A wide staircase leads from the semi-circular square up to the main façade, which is adorned by the figure of Neptune, the god of the sea, in a chariot harnessed to sea horses. On either side are symbolic representations of the Neva and the Volkhov rivers.
On the opposite side (western pediment) are the goddess of seafaring, Marine Aphrodite, and the paron of trade, Mercury, surrounded by river nymphs.
This building was executed under the orders of his Excellency Count Romanzow, Minister of Commerce. His Imperial Majesty, Alexander, laid the first stone, the 23d of June, 1805.
George Green, An original journal from London to St. Petersburg, 1843

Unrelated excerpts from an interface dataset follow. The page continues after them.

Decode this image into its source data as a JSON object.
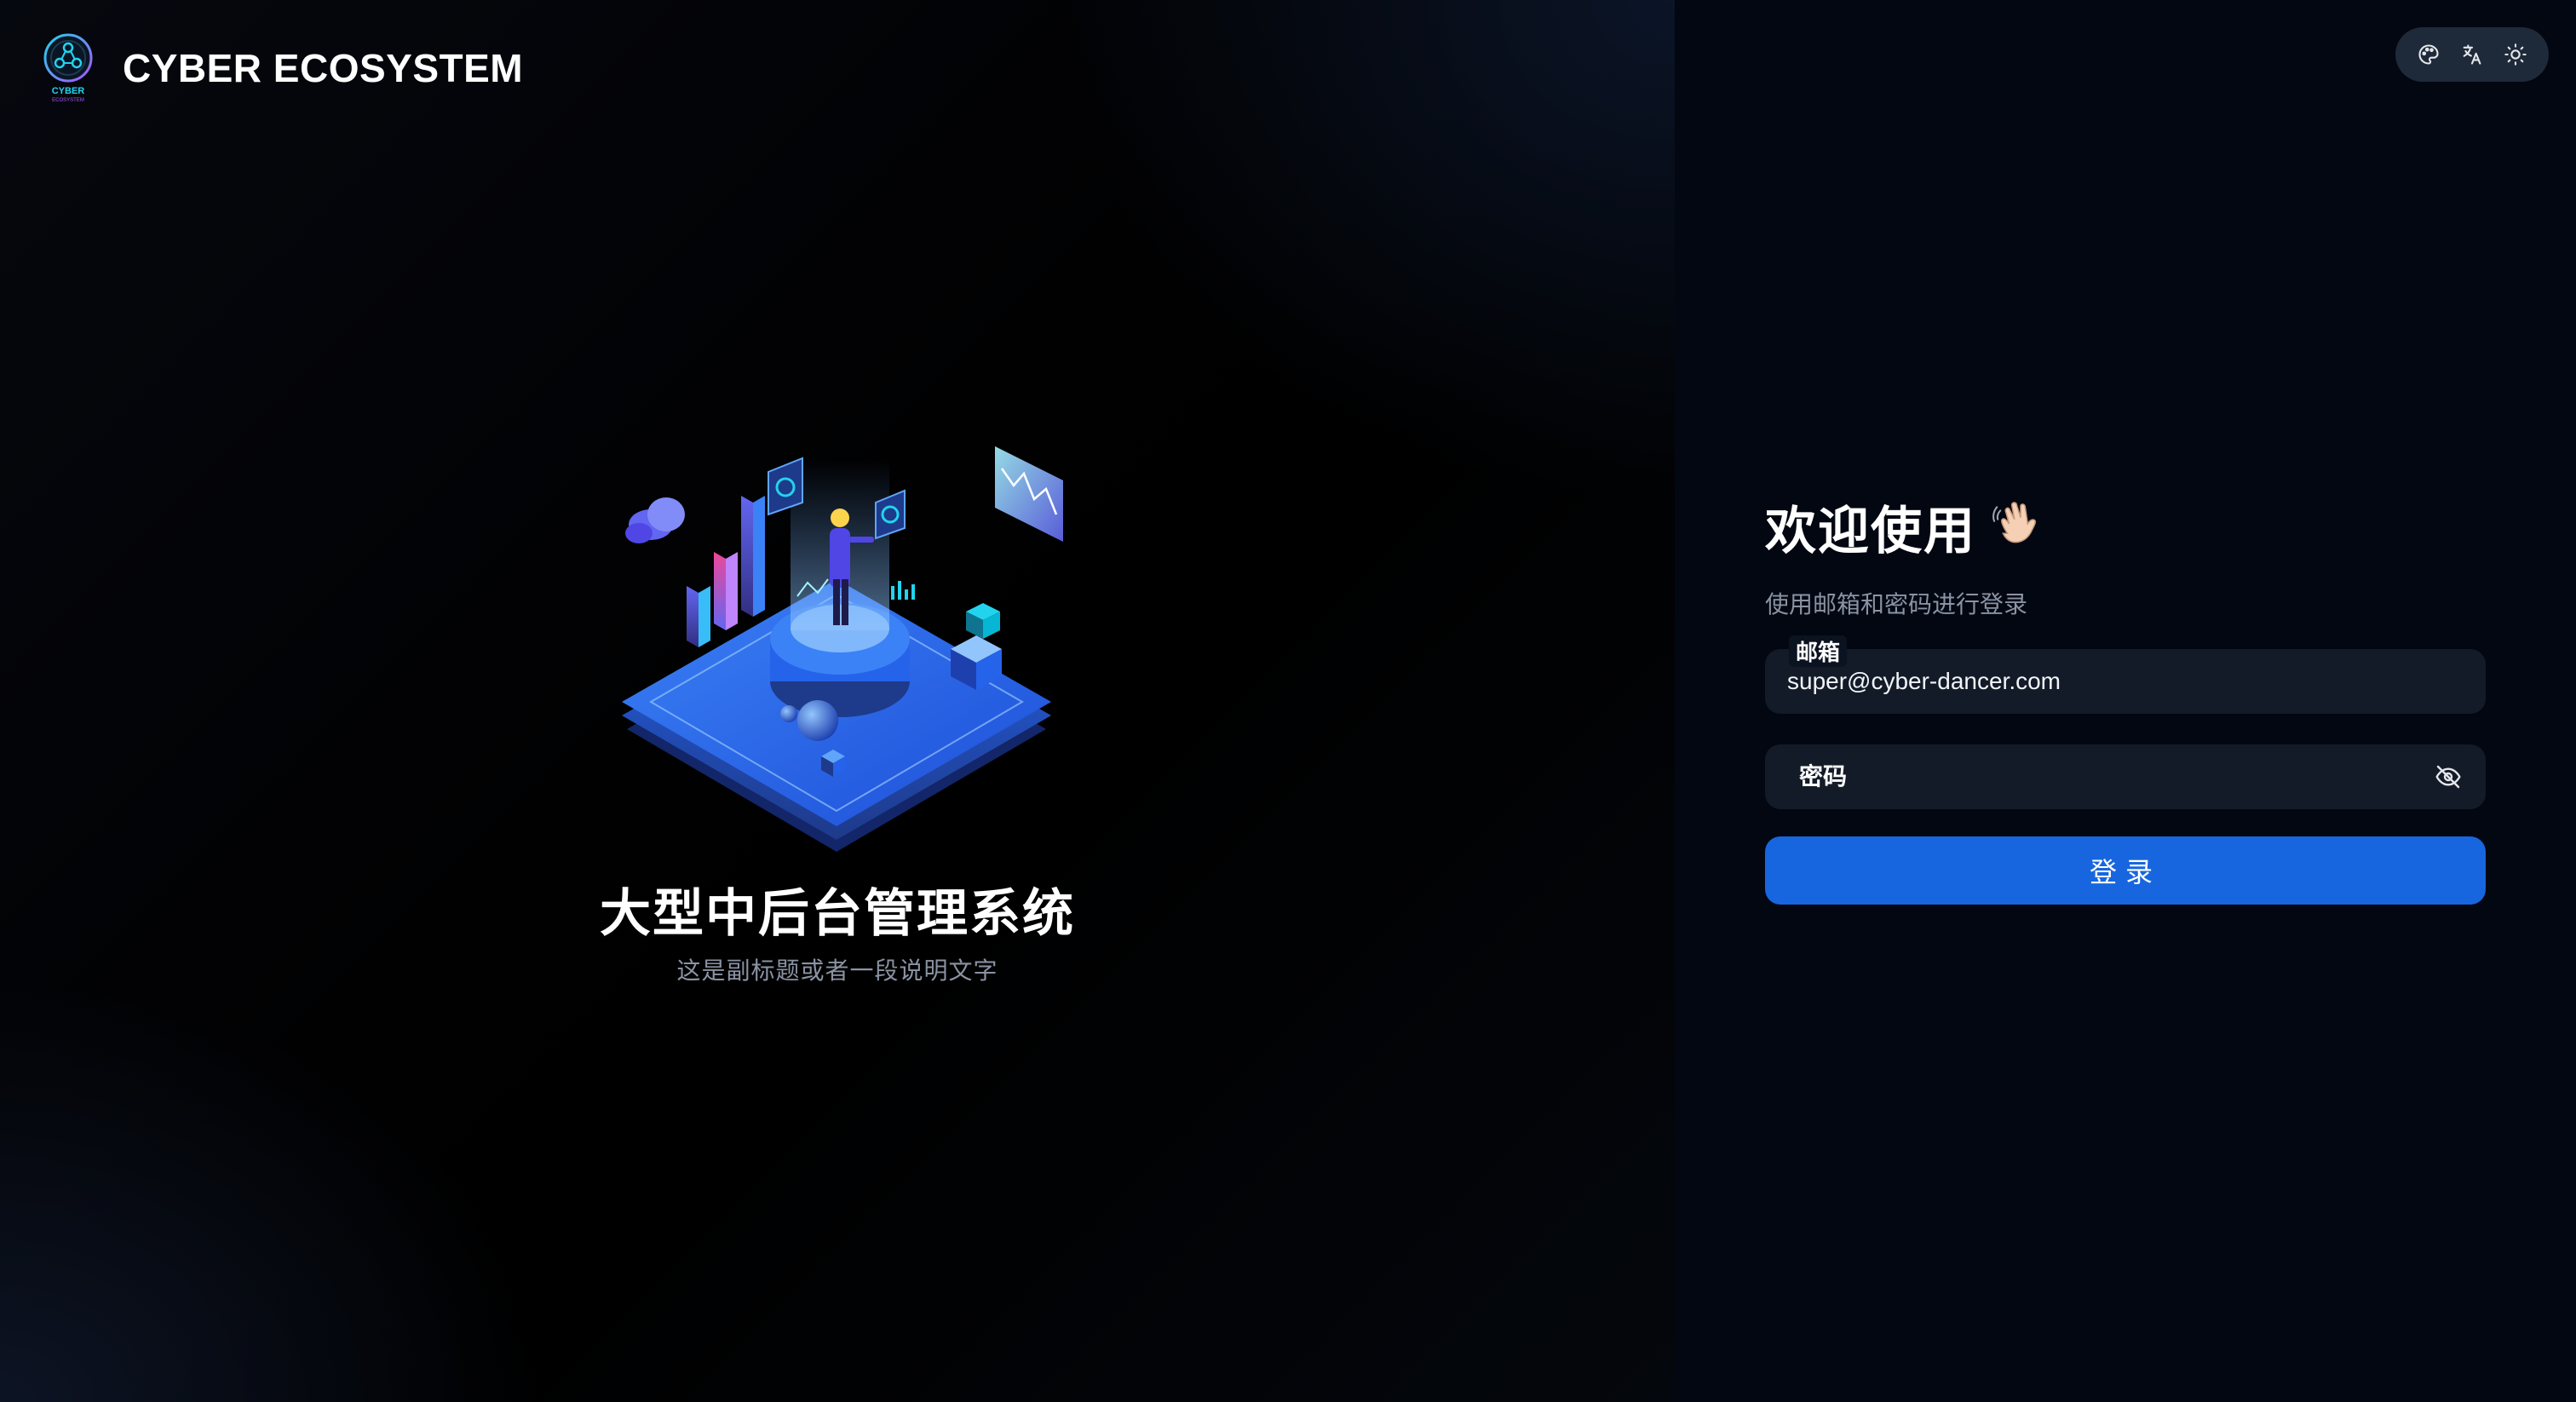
{
  "brand": {
    "title": "CYBER ECOSYSTEM",
    "logo_text_top": "CYBER",
    "logo_text_bottom": "ECOSYSTEM"
  },
  "toolbar": {
    "icons": [
      "palette-icon",
      "translate-icon",
      "sun-icon"
    ]
  },
  "hero": {
    "title": "大型中后台管理系统",
    "subtitle": "这是副标题或者一段说明文字"
  },
  "login": {
    "welcome_title": "欢迎使用",
    "welcome_emoji": "waving-hand-icon",
    "welcome_subtitle": "使用邮箱和密码进行登录",
    "email_label": "邮箱",
    "email_value": "super@cyber-dancer.com",
    "password_label": "密码",
    "password_value": "",
    "submit_label": "登录"
  },
  "colors": {
    "accent": "#1766df",
    "background": "#000000",
    "field_bg": "#141b28",
    "muted_text": "#8a93a3"
  }
}
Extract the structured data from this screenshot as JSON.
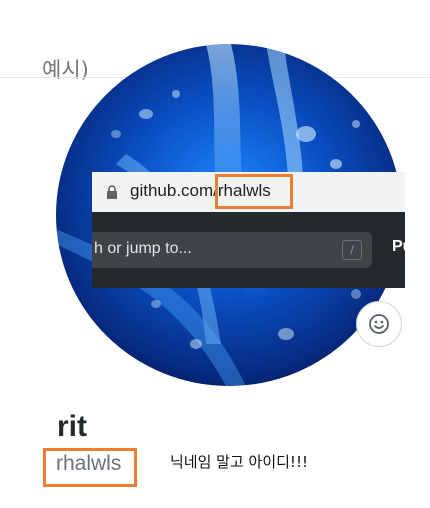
{
  "example_label": "예시)",
  "browser": {
    "url_domain": "github.com",
    "url_path": "/rhalwls",
    "search_placeholder": "h or jump to...",
    "slash_key": "/",
    "nav_pull": "Pull"
  },
  "profile": {
    "display_name": "rit",
    "username": "rhalwls",
    "emoji_icon": "smiley-icon"
  },
  "annotation": "닉네임 말고 아이디!!!",
  "colors": {
    "highlight": "#ed7d31",
    "github_header": "#24292e"
  }
}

At the same time the Exchange was buing built, the granite embankment of the Spit was constructed on piles with two gentle slops descending to the Neva.
J. Kohl had left us the following impression of the Exchange building in his Panorama, having visited St Petersburg in 1840:
The Germans have corrupted a word of Latin origin into Borse; the Russians have adopted it from the Germans, and Russianized it into Birsha; but this name is bestowed upon every place where persons regularly meet for any object — among others, to the places where the isvoshtshiks stand while waiting for employment. In St. Petersburg, it is therefore not enough to direct your sledge- driver to the "Birsha" (Exchange); you must say the Dutch Exchange, for so the magnificent building on Vassili Ostrof, where the merchants assemble, is called by the lower class of Russians, probably from the circumstance of the Dutch merchants, who were invited to St. Petersburg by Peter the Great, having had the first settlement, where now the representatives of every maritime na tion are to be found. The Exchange of St. Petersburg is more favourably situated than many great public buildings. It stands on the extreme point of the Vassili Ostrof, with a noble open space before it, and is reared on elevated foundations. On either side the superb granite quays, that give solidity to the point of the island, divide the majestic river into two mighty arms, in which it flows in calm power to the right and left. Stately flights of granite steps lead down to the river. On the space before the building two massive "columns rostrate," above a hundred feet in height, and decorated with the prows of ships cast in metal, have been erected to the honour of Mercury. These columns are hollow; and on the summits, which are reached by a flight of iron steps, are gigantic vases that are filled with combustibles on all occasions of public illumination. The erection of the whole, including the quays, occupied nearly twelve years, from 1804 to 1816 : a most unheard-of period in St. Petersburg, where a copy of St. Peters at Rome was "got up" in two years, and a new imperial palace rose from its ashes in eleven months. The great hall, of colossal proportions, is lighted from above. At either end, and on both sides, are spaces in the form of arcades: in one of the first stands an altar, with lamps constantly burning, for the benefit of the pious Russian merchants, who always bow to the altar, and sometimes even prostrate themselves, on their entrance, to implore the favour of all the saints to their undertakings. The blue or green modern frock-coats of the worshippers form as curious a contrast with their long patriarchal beards as the altar itself, with its steps covered with an elegant Parisian carpet, and its hideous, age- blackened image of a saint, which none would venture to modernize any more than they would attempt to put the razor to the Russian mercantile chin